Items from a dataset
----------

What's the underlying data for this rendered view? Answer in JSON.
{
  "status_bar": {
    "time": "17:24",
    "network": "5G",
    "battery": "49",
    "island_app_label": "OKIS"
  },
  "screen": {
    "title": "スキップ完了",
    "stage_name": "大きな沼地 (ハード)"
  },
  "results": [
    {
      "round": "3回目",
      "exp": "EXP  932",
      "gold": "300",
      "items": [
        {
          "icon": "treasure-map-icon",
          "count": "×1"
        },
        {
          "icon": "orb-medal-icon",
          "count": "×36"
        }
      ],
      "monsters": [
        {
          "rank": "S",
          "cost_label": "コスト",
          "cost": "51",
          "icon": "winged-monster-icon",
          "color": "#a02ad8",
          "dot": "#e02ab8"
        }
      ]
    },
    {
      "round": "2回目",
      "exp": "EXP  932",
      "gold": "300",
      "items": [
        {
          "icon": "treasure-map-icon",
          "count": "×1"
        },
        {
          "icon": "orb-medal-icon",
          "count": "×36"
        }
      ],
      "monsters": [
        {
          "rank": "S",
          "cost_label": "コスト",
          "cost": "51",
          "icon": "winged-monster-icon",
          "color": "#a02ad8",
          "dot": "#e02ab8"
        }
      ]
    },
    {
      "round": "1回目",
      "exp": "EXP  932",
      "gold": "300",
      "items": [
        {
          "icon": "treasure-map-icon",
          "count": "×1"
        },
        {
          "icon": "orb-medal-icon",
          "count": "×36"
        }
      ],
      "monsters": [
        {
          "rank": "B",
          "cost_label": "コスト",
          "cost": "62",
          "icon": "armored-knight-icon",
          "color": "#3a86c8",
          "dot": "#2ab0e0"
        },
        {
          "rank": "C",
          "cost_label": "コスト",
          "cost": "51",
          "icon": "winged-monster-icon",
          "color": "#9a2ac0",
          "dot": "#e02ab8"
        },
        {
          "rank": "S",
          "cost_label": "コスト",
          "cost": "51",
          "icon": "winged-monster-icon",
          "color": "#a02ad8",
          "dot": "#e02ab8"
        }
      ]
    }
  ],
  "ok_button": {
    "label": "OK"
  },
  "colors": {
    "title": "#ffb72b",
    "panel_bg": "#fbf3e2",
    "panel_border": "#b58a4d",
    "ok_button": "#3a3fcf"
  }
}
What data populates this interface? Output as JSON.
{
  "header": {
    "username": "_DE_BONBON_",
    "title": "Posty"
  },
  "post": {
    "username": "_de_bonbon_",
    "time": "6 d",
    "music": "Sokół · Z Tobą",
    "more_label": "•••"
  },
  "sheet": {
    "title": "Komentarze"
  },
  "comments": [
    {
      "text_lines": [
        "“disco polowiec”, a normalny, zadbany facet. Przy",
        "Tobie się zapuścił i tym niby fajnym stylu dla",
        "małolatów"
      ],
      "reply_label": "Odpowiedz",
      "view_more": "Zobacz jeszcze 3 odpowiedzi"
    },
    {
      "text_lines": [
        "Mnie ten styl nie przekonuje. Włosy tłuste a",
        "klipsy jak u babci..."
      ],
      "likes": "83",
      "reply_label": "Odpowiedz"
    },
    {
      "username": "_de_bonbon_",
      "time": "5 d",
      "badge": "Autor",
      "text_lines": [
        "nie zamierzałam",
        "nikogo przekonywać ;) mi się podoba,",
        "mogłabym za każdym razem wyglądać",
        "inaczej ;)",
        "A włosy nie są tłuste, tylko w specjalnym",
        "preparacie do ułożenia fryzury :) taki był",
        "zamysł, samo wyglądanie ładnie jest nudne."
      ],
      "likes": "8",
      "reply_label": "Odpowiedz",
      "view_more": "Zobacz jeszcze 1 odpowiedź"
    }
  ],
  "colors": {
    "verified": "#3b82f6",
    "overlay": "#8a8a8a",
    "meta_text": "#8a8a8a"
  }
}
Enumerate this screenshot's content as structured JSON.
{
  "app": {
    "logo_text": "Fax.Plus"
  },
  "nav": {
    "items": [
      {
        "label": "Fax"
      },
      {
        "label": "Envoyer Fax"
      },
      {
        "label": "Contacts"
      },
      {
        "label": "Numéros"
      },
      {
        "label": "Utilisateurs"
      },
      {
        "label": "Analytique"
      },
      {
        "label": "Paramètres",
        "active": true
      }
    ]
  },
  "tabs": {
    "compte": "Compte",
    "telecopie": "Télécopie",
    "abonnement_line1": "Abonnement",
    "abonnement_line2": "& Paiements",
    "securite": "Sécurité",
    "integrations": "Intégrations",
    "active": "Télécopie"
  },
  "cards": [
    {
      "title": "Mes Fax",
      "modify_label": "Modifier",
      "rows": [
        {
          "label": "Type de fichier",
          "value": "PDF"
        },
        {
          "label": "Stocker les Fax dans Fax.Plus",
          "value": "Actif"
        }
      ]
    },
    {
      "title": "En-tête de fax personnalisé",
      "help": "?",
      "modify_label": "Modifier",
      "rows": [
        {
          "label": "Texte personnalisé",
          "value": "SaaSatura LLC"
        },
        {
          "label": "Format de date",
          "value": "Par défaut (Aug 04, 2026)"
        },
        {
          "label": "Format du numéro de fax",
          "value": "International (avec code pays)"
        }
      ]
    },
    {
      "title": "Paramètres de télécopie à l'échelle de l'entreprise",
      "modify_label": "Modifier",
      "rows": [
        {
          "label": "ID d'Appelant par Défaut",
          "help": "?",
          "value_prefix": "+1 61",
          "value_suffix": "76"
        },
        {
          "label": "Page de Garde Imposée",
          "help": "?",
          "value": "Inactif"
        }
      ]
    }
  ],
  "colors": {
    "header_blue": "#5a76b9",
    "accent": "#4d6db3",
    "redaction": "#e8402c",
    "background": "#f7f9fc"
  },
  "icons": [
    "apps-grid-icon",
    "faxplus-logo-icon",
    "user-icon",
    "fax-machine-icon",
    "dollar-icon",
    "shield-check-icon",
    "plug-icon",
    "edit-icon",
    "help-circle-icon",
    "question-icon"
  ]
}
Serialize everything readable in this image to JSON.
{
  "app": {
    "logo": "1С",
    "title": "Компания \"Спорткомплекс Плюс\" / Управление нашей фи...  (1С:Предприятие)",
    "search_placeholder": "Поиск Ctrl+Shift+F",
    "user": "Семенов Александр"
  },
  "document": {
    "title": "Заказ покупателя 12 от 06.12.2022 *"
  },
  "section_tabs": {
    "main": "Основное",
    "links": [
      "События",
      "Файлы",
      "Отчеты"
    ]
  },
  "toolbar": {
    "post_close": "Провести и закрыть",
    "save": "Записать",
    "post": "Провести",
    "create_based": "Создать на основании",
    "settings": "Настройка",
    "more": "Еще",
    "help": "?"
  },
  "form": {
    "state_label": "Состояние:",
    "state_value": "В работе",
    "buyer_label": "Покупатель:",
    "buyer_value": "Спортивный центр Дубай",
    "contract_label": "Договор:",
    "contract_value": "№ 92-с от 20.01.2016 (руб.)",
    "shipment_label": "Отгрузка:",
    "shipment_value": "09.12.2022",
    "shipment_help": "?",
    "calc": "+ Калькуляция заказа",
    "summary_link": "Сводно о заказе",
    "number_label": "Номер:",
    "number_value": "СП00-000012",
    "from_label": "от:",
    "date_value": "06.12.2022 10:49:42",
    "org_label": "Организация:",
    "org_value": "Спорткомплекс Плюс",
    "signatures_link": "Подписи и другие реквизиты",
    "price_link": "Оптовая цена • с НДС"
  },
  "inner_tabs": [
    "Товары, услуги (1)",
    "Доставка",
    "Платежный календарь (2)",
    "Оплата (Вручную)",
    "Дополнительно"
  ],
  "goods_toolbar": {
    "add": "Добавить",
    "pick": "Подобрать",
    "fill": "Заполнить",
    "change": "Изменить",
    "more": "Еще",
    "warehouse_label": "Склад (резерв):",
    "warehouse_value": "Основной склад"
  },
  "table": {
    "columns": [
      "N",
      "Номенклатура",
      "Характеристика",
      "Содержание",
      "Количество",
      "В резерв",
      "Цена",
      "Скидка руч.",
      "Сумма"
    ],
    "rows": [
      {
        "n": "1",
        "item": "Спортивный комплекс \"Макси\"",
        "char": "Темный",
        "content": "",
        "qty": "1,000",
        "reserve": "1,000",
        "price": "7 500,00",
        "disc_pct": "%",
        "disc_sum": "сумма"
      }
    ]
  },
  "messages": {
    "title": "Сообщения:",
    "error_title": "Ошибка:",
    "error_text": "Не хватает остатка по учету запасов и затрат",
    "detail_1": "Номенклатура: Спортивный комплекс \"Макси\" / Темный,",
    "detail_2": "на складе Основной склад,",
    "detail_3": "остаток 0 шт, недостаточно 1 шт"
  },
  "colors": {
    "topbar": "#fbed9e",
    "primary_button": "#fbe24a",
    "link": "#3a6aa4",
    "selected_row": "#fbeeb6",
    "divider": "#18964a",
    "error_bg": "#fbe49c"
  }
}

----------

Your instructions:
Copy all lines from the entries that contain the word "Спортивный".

Expected answer:
    "buyer_value": "Спортивный центр Дубай",
        "item": "Спортивный комплекс \"Макси\"",
    "detail_1": "Номенклатура: Спортивный комплекс \"Макси\" / Темный,",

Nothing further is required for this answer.